When Eleven discovers the box with her medical files and family history underneath the floorboards in Hopper’s cabin, other boxes allude to Hopper’s past. The boxes marked “Sara” and “Vietnam” make sense with what we know about Hopper: His daughter, Sara, died, and he’s at least spoken of people he know who served in the Vietnam war, implying he might have as well. But the box labeled “New York”? The only hint we have that Hopper ever spent time in New York is in season one, when he says that he and his wife, Diane, moved to the “big city.” It’s hard to imagine this small-town sheriff serving on the force in New York City, where he’d be dealing with more run-of-the-mill police issues instead of settling farmers’ disputes and investigating the Upside Down. Stranger Things’ showrunners the Duffer brothers have demonstrated a careful application of information that will be drawn on in future seasons, as evidenced by Hopper’s sad history in season one coming into play in season two. Could the New York box be setting up a deeper exploration into the years Hopper spent with his first family—Diane and Sara—to juxtapose his new family with adopted daughter Eleven? As long as it’s not setting up a New York City episode like the Chicago one in season two, we’ll be happy. [Caitlin PenzeyMoog]
Take this lesson from the first season of Stranger Things to heart: No one in Hawkins should be declared dead until a corpse is found, and even then, you better be sure the thing isn’t stuffed with cotton. This was reiterated by Matt Duffer last year, in an interview with IGN:
I would say that if we were going to kill Brenner… as an audience member watching the show, if that was his death, that would be very unsatisfying to me – when the monster jumps on him and we cut away. He would deserve much more than that as an ending. So yes, there’s a possibility of seeing him again.
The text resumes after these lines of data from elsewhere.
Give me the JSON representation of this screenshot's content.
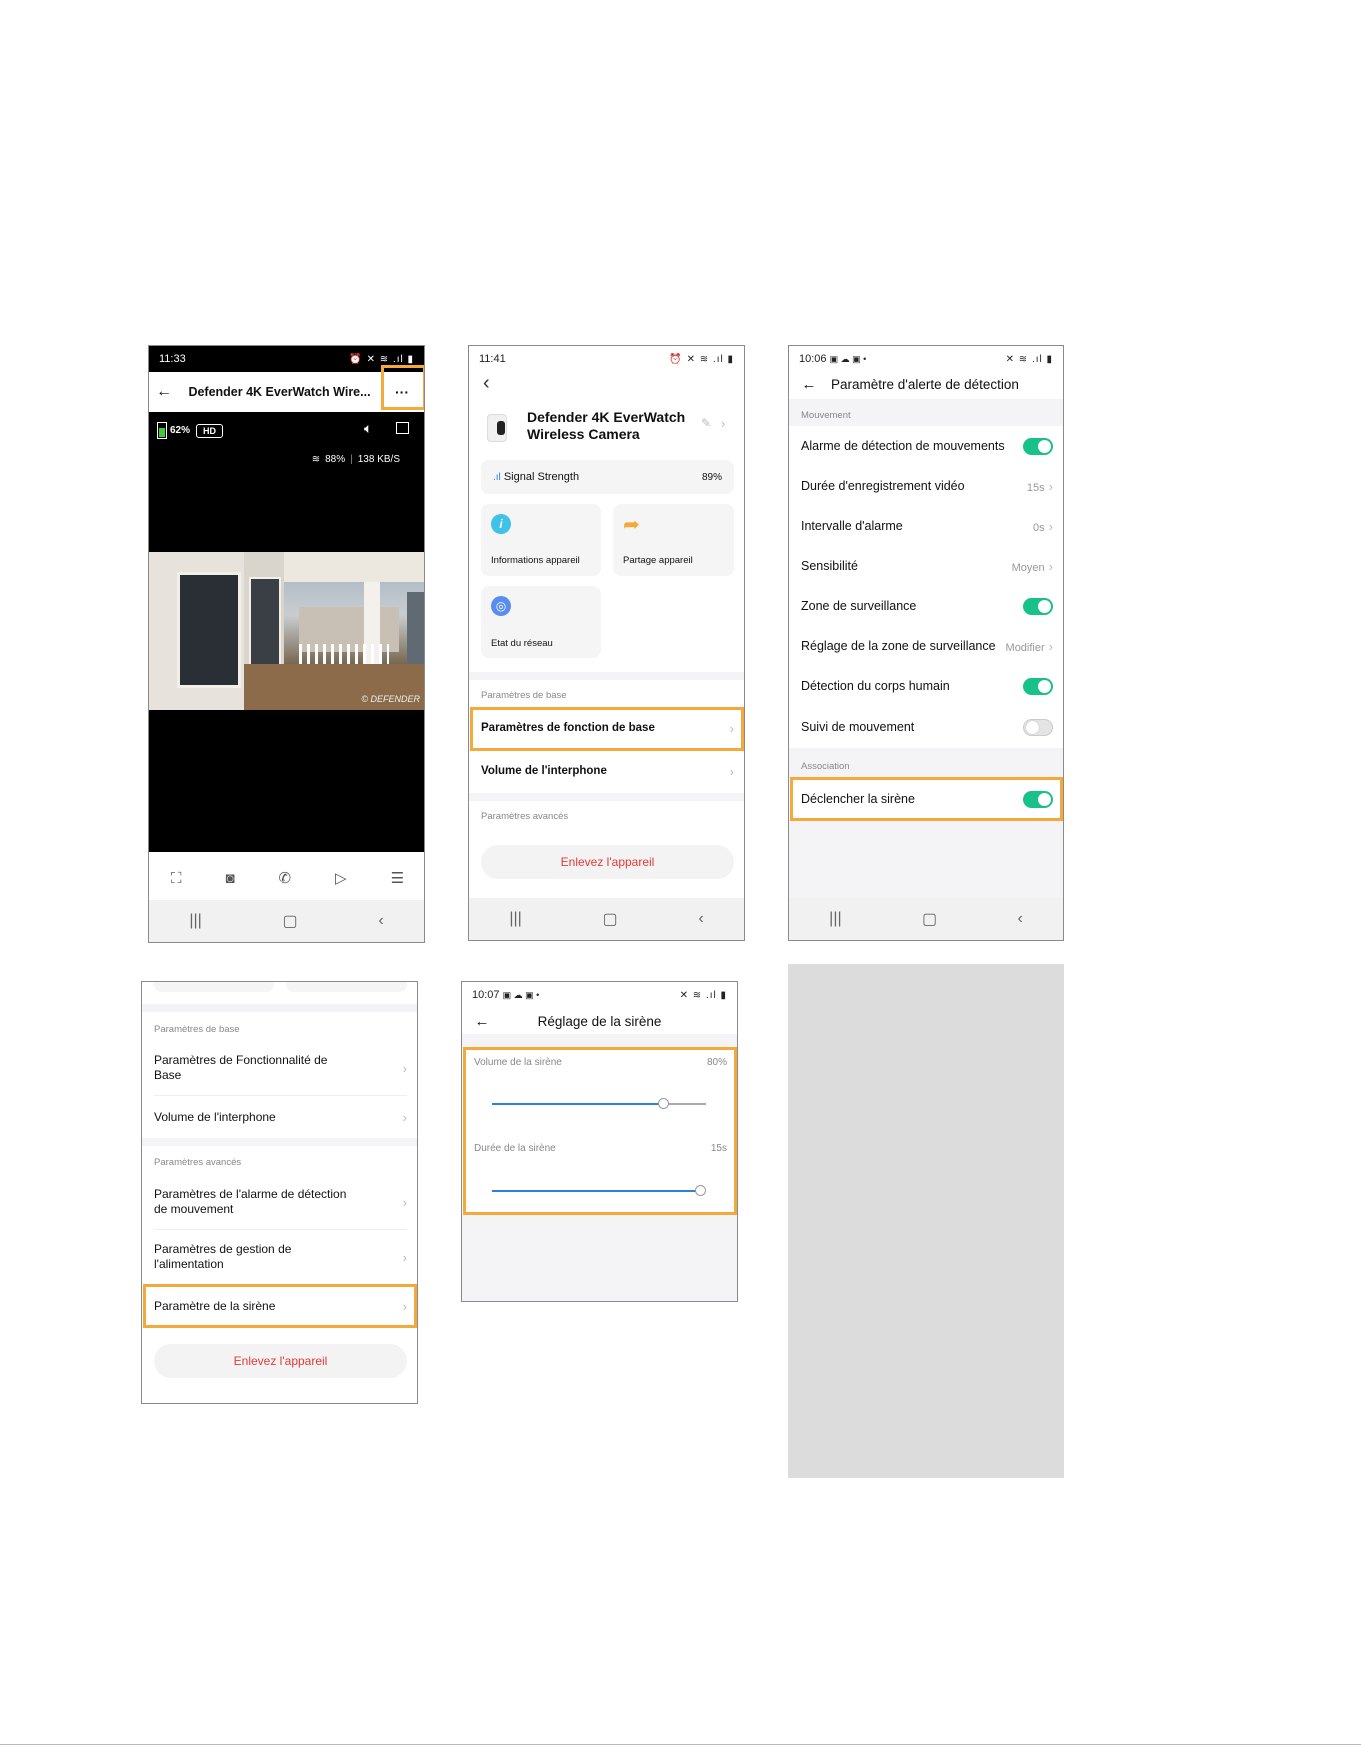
{
  "p1": {
    "time": "11:33",
    "status_icons": "⏰ ✕ ≋ .ıl ▮",
    "title": "Defender 4K EverWatch Wire...",
    "more": "···",
    "battery": "62%",
    "quality": "HD",
    "wifi_pct": "88%",
    "sep": "|",
    "speed": "138 KB/S",
    "watermark": "© DEFENDER"
  },
  "p2": {
    "time": "11:41",
    "status_icons": "⏰ ✕ ≋ .ıl ▮",
    "device_name": "Defender 4K EverWatch Wireless Camera",
    "signal_label": "Signal Strength",
    "signal_value": "89%",
    "card_info": "Informations appareil",
    "card_share": "Partage appareil",
    "card_network": "Etat du réseau",
    "basic_section": "Paramètres de base",
    "basic_item": "Paramètres de fonction de base",
    "volume_item": "Volume de l'interphone",
    "advanced_section": "Paramètres avancés",
    "remove": "Enlevez l'appareil"
  },
  "p3": {
    "time": "10:06",
    "status_icons": "✕ ≋ .ıl ▮",
    "title": "Paramètre d'alerte de détection",
    "section_motion": "Mouvement",
    "rows": [
      {
        "label": "Alarme de détection de mouvements",
        "type": "toggle",
        "on": true
      },
      {
        "label": "Durée d'enregistrement vidéo",
        "type": "value",
        "value": "15s"
      },
      {
        "label": "Intervalle d'alarme",
        "type": "value",
        "value": "0s"
      },
      {
        "label": "Sensibilité",
        "type": "value",
        "value": "Moyen"
      },
      {
        "label": "Zone de surveillance",
        "type": "toggle",
        "on": true
      },
      {
        "label": "Réglage de la zone de surveillance",
        "type": "value",
        "value": "Modifier"
      },
      {
        "label": "Détection du corps humain",
        "type": "toggle",
        "on": true
      },
      {
        "label": "Suivi de mouvement",
        "type": "toggle",
        "on": false
      }
    ],
    "section_association": "Association",
    "siren_row": "Déclencher la sirène"
  },
  "p4": {
    "basic_section": "Paramètres de base",
    "basic_item": "Paramètres de Fonctionnalité de Base",
    "volume_item": "Volume de l'interphone",
    "advanced_section": "Paramètres avancés",
    "motion_item": "Paramètres de l'alarme de détection de mouvement",
    "power_item": "Paramètres de gestion de l'alimentation",
    "siren_item": "Paramètre de la sirène",
    "remove": "Enlevez l'appareil"
  },
  "p5": {
    "time": "10:07",
    "status_icons": "✕ ≋ .ıl ▮",
    "title": "Réglage de la sirène",
    "volume_label": "Volume de la sirène",
    "volume_value": "80%",
    "volume_level": 0.8,
    "duration_label": "Durée de la sirène",
    "duration_value": "15s",
    "duration_level": 1.0
  },
  "colors": {
    "highlight": "#f4a93a",
    "toggle_on": "#19c08a",
    "danger": "#e53935",
    "slider": "#2f7fe0"
  }
}
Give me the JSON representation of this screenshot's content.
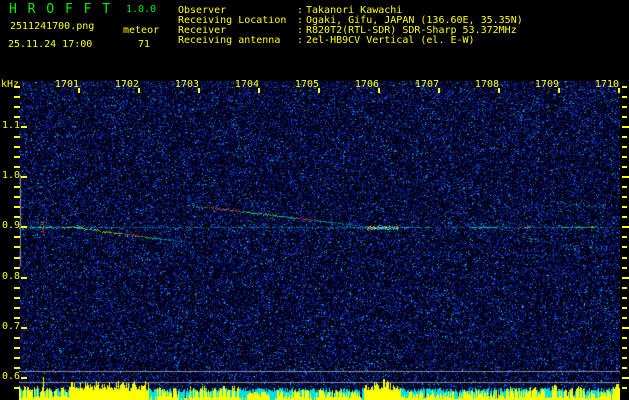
{
  "app": {
    "title": "H R O F F T",
    "version": "1.0.0",
    "filename": "2511241700.png",
    "mode": "meteor",
    "timestamp": "25.11.24 17:00",
    "echo_count": "71"
  },
  "station": {
    "colon": ":",
    "rows": [
      {
        "label": "Observer",
        "value": "Takanori Kawachi"
      },
      {
        "label": "Receiving Location",
        "value": "Ogaki, Gifu, JAPAN (136.60E, 35.35N)"
      },
      {
        "label": "Receiver",
        "value": "R820T2(RTL-SDR) SDR-Sharp 53.372MHz"
      },
      {
        "label": "Receiving antenna",
        "value": "2el-HB9CV Vertical (el. E-W)"
      }
    ]
  },
  "colors": {
    "text_yellow": "#ffff00",
    "text_green": "#00ee00",
    "noise_blue": "#2233cc",
    "carrier_cyan": "#00c8ff",
    "strong_echo_red": "#ff2400",
    "signal_bar_yellow": "#ffff00",
    "signal_floor_cyan": "#00e0e0",
    "marker_gray": "#a8a8b8"
  },
  "chart_data": {
    "type": "heatmap",
    "subtype": "radio-meteor-spectrogram",
    "freq_axis": {
      "unit": "kHz",
      "tick_labels": [
        "1.1",
        "1.0",
        "0.9",
        "0.8",
        "0.7",
        "0.6"
      ],
      "minor_step_khz": 0.02,
      "range_khz": [
        0.58,
        1.19
      ]
    },
    "time_axis": {
      "tick_labels": [
        "1701",
        "1702",
        "1703",
        "1704",
        "1705",
        "1706",
        "1707",
        "1708",
        "1709",
        "1710"
      ],
      "start_hhmm": "17:00",
      "span_minutes": 10
    },
    "carrier_freq_khz": 0.9,
    "echoes": [
      {
        "kind": "carrier",
        "f": 0.9
      },
      {
        "kind": "segment",
        "f": 0.9,
        "t0": 0.0,
        "t1": 1.05,
        "palette": [
          "#22ff88",
          "#aaff22",
          "#00ffcc",
          "#55ff44"
        ]
      },
      {
        "kind": "ping",
        "t": 0.4,
        "f0": 0.888,
        "f1": 0.913,
        "color": "#ff2418"
      },
      {
        "kind": "drift",
        "t0": 0.0,
        "f0": 0.912,
        "t1": 0.55,
        "f1": 0.9025,
        "palette": [
          "#0099cc",
          "#00bbdd"
        ],
        "faint": true
      },
      {
        "kind": "drift",
        "t0": 0.95,
        "f0": 0.9,
        "t1": 2.77,
        "f1": 0.871,
        "palette": [
          "#66ff44",
          "#ccff22",
          "#ffcc00",
          "#ff4400",
          "#44ff66",
          "#00ddcc",
          "#0099cc"
        ]
      },
      {
        "kind": "drift",
        "t0": 2.8,
        "f0": 0.9455,
        "t1": 5.82,
        "f1": 0.9015,
        "palette": [
          "#00ccdd",
          "#ff3322",
          "#ff5500",
          "#33ff66",
          "#99ff33",
          "#22ddaa",
          "#ff4433",
          "#00ccbb",
          "#00bbdd",
          "#00aadd"
        ]
      },
      {
        "kind": "burst",
        "f": 0.9,
        "t0": 5.8,
        "t1": 6.32
      },
      {
        "kind": "segment",
        "f": 0.9,
        "t0": 7.5,
        "t1": 7.95,
        "palette": [
          "#00eeff",
          "#00ccff",
          "#00ddee"
        ]
      },
      {
        "kind": "segment",
        "f": 0.9,
        "t0": 8.42,
        "t1": 8.52,
        "palette": [
          "#ff4433",
          "#ffaa00"
        ]
      },
      {
        "kind": "segment",
        "f": 0.9,
        "t0": 9.05,
        "t1": 9.6,
        "palette": [
          "#22ff77",
          "#66ff33",
          "#00ffbb"
        ]
      },
      {
        "kind": "drift",
        "t0": 8.35,
        "f0": 0.8825,
        "t1": 9.1,
        "f1": 0.866,
        "palette": [
          "#00bbdd",
          "#0099bb"
        ],
        "faint": true
      },
      {
        "kind": "drift",
        "t0": 8.8,
        "f0": 0.954,
        "t1": 9.75,
        "f1": 0.94,
        "palette": [
          "#00bbdd",
          "#00ddee"
        ],
        "faint": true
      }
    ],
    "markers": [
      {
        "kind": "vline",
        "t_min": 0.02,
        "f_from_khz": 1.005,
        "f_to_khz": 0.824
      },
      {
        "kind": "hline",
        "f_khz": 0.6135
      },
      {
        "kind": "hline",
        "f_khz": 0.5915
      }
    ],
    "signal_activity": {
      "regions": [
        [
          0.0,
          0.85,
          0.8
        ],
        [
          0.85,
          2.15,
          0.95
        ],
        [
          2.3,
          2.65,
          0.7
        ],
        [
          2.85,
          3.65,
          0.85
        ],
        [
          3.8,
          4.1,
          0.4
        ],
        [
          4.3,
          4.85,
          0.55
        ],
        [
          4.95,
          5.65,
          0.6
        ],
        [
          5.75,
          6.35,
          1.0
        ],
        [
          6.5,
          7.3,
          0.45
        ],
        [
          7.4,
          8.05,
          0.55
        ],
        [
          8.1,
          8.65,
          0.75
        ],
        [
          8.7,
          9.45,
          0.85
        ],
        [
          9.5,
          9.85,
          0.5
        ],
        [
          9.9,
          10.0,
          0.9
        ]
      ],
      "spikes": [
        [
          0.4,
          23
        ],
        [
          1.9,
          17
        ],
        [
          3.05,
          14
        ],
        [
          5.95,
          18
        ],
        [
          6.08,
          21
        ],
        [
          8.92,
          15
        ],
        [
          9.97,
          16
        ]
      ]
    }
  }
}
The show’s co-creator planted the seeds of doubt, and Stranger Things 2’s worst episode sows them: At the height of Eleven’s crisis of conscience in “The Lost Sister,” former Hawkins Lab employee Ray bargains for his life with Brenner’s whereabouts. Even in light of Duffer’s comments, this tears a big, oozing hole in Stranger Things’ accepted reality—one Kali plays upon when she and her surrogate sister return from their aborted home invasion. When Eleven seals the gate to the Upside Down, she’s fueled by her vision of Brenner, and it’s easy to Matthew Modine’s character, in whatever state he currently exists, similarly firing the engines of Stranger Things 3. If so many foolhardy viewers could hold out hope for Barb, why wouldn’t you extend the same courtesy to a character who actually matters? [Erik Adams]